Satire magazine Charlie Hebdo made a defiant return on Wednesday with a new issue that sold out across France in record time, as Al-Qaeda posted a video claiming last week's deadly attack on its cartoonists.
The satirical magazine once again featured Mohammed on its cover - but with a tear in his eye, holding a "Je Suis Charlie" (I am Charlie) sign under the headline "All is forgiven."
Many Parisians joined long queues outside newspaper kiosks in the pre-dawn cold to get their hands on one of 700,000 copies released in a run that will eventually total five million.
"This issue is symbolic, it represents their persistence, they didn't yield in the face of terror," said Catherine Boniface, a 58-year-old doctor, disappointed to have come up empty-handed at one Paris newsstand.
Al-Qaeda's Yemen branch (AQAP) claimed responsibility for the attack by Islamist terrorists on the Paris offices of the weekly last Wednesday, that left 12 people dead including the country's best-loved cartoonists.
"(AQAP) was the party that chose the target and plotted and financed the plan. ...It was following orders by our general chief Ayman al-Zawahiri," said one of its leaders in the video, adding it was "vengeance" for the weekly's cartoons of Mohammed.
Brothers Said and Cherif Kouachi who carried out the Charlie Hebdo attack are known to have trained with the group.

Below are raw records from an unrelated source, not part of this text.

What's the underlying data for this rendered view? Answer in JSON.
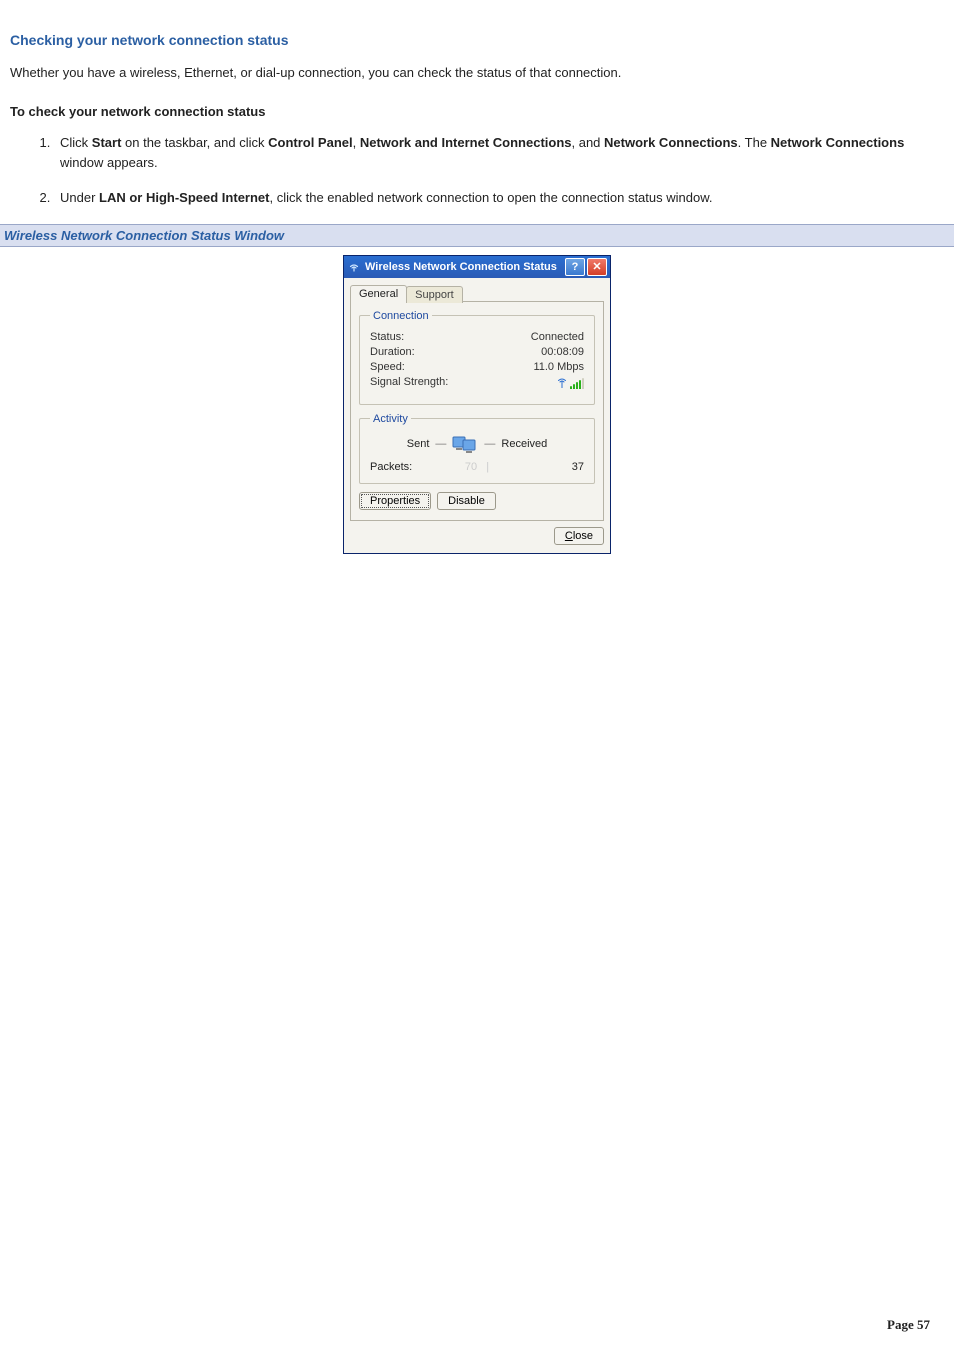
{
  "doc": {
    "heading": "Checking your network connection status",
    "intro": "Whether you have a wireless, Ethernet, or dial-up connection, you can check the status of that connection.",
    "procedure_title": "To check your network connection status",
    "steps": {
      "s1": {
        "pre1": "Click ",
        "b1": "Start",
        "mid1": " on the taskbar, and click ",
        "b2": "Control Panel",
        "mid2": ", ",
        "b3": "Network and Internet Connections",
        "mid3": ", and ",
        "b4": "Network Connections",
        "mid4": ". The ",
        "b5": "Network Connections",
        "post": " window appears."
      },
      "s2": {
        "pre1": "Under ",
        "b1": "LAN or High-Speed Internet",
        "post": ", click the enabled network connection to open the connection status window."
      }
    },
    "caption": "Wireless Network Connection Status Window"
  },
  "dialog": {
    "title": "Wireless Network Connection Status",
    "help_glyph": "?",
    "close_glyph": "✕",
    "tabs": {
      "general": "General",
      "support": "Support"
    },
    "groups": {
      "connection_legend": "Connection",
      "activity_legend": "Activity"
    },
    "connection": {
      "status_label": "Status:",
      "status_value": "Connected",
      "duration_label": "Duration:",
      "duration_value": "00:08:09",
      "speed_label": "Speed:",
      "speed_value": "11.0 Mbps",
      "signal_label": "Signal Strength:"
    },
    "activity": {
      "sent_label": "Sent",
      "received_label": "Received",
      "packets_label": "Packets:",
      "packets_sent": "70",
      "packets_divider": "|",
      "packets_received": "37"
    },
    "buttons": {
      "properties": "Properties",
      "disable": "Disable",
      "close": "Close"
    }
  },
  "footer": {
    "label": "Page ",
    "num": "57"
  }
}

Amedy Coulibaly, who killed a policewoman and attacked the Hyper Cacher kosher supermarket on Friday in attacks he said were coordinated with the Kouachi brothers, has claimed links to the Islamic State (ISIS) group in Syria and Iraq.

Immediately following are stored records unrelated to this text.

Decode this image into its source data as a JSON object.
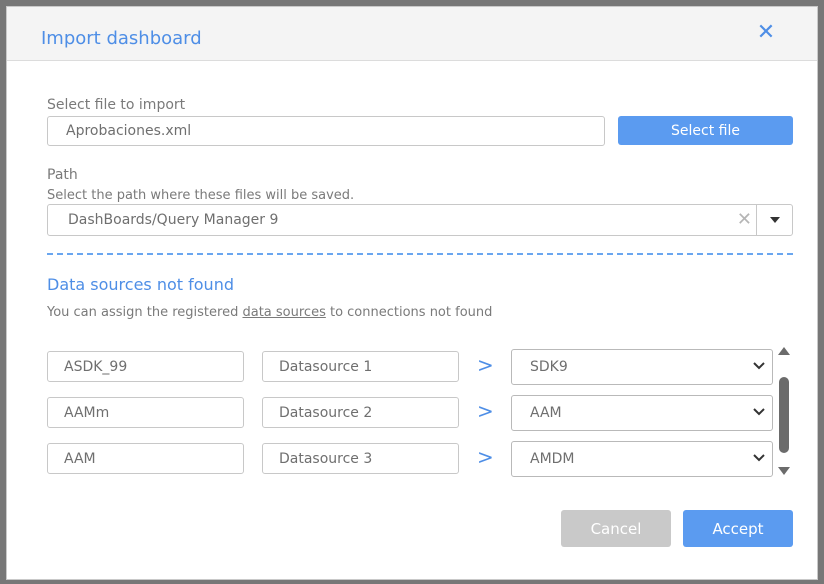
{
  "dialog": {
    "title": "Import dashboard",
    "close_icon": "close-icon"
  },
  "file": {
    "label": "Select file to import",
    "value": "Aprobaciones.xml",
    "button_label": "Select file"
  },
  "path": {
    "label": "Path",
    "description": "Select the path where these files will be saved.",
    "value": "DashBoards/Query Manager 9"
  },
  "datasources": {
    "title": "Data sources not found",
    "desc_prefix": "You can assign the registered ",
    "desc_link": "data sources",
    "desc_suffix": " to connections not found",
    "rows": [
      {
        "connection": "ASDK_99",
        "placeholder": "Datasource 1",
        "selected": "SDK9"
      },
      {
        "connection": "AAMm",
        "placeholder": "Datasource 2",
        "selected": "AAM"
      },
      {
        "connection": "AAM",
        "placeholder": "Datasource 3",
        "selected": "AMDM"
      }
    ]
  },
  "footer": {
    "cancel_label": "Cancel",
    "accept_label": "Accept"
  },
  "colors": {
    "accent": "#4e8ee6",
    "primary_button": "#5b9bf0",
    "disabled_button": "#c9c9c9"
  }
}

ISIS on Wednesday described Charlie Hebdo's decision to print another Mohammed cartoon as "extremely stupid.” The Grand Mufti of Jerusalem Mohammed Hussein, himself a sympathizer of the Islamist terrorist movement, said the cover was an insult that "has hurt the feelings of nearly two billion Muslims all over the world."

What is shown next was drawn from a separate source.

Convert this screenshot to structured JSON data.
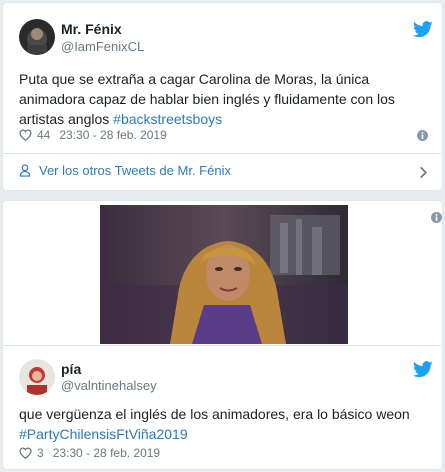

Meanwhile, the French government said Wednesday it had instructed prosecutors to get tough on people who condone terrorism or carry out racist and anti-Semitic attacks.
Over 50 cases for condoning terrorism have been opened since the attacks that claimed 17 lives, including the arrest on Wednesday of controversial comedian Dieudonne Mbala Mbala.
He wrote "I feel like Charlie Coulibaly" on Facebook on Sunday – mixing the popular "Je Suis Charlie" homage to the slain journalists with a reference to the supermarket gunman who murdered four Jews. Under France's ultra-fast-track court system, a 21-year-old in Toulouse was sent to prison for 10 months on Monday for expressing support for the jihadists while travelling on a tram.
French Prime Minister Manuel Valls said Tuesday the country was now engaged in a "war on terrorism," in remarks reminiscent of former US president George W. Bush after the 9/11 attacks in 2001.
But Valls stressed that Muslims would always have a home in France, saying "I don't want Jews in this country to be scared, or Muslims to be ashamed of their faith."